#### [Stored data]
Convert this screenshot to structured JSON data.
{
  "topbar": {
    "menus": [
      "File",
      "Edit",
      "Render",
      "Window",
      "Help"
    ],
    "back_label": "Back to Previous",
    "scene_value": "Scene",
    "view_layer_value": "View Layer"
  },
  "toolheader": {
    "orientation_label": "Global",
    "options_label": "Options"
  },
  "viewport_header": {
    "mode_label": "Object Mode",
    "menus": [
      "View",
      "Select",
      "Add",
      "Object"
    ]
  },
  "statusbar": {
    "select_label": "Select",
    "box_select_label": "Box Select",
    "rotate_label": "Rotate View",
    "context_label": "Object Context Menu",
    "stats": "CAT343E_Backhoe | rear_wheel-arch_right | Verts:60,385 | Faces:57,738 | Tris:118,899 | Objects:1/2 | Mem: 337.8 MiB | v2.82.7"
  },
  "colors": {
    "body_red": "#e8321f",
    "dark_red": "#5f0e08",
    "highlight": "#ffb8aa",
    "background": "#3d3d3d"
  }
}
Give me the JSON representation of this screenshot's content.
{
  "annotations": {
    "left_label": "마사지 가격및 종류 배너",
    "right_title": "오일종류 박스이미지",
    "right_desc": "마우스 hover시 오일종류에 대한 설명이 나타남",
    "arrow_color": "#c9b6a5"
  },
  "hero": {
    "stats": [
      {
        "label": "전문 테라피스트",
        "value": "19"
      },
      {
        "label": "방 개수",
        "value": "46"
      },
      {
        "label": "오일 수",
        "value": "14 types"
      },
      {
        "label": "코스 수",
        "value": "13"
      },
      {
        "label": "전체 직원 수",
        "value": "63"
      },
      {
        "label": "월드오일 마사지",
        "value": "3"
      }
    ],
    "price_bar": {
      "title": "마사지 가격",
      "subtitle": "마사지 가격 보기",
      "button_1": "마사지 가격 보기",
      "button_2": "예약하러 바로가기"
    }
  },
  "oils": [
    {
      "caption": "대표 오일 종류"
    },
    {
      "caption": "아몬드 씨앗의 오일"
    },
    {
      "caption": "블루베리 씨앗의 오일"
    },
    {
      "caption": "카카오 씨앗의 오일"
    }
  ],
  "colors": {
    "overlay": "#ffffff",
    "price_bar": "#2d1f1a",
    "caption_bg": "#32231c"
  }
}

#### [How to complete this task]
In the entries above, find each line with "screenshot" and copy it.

#### [Solution]
Convert this screenshot to structured JSON data.
Give me the JSON representation of this screenshot's content.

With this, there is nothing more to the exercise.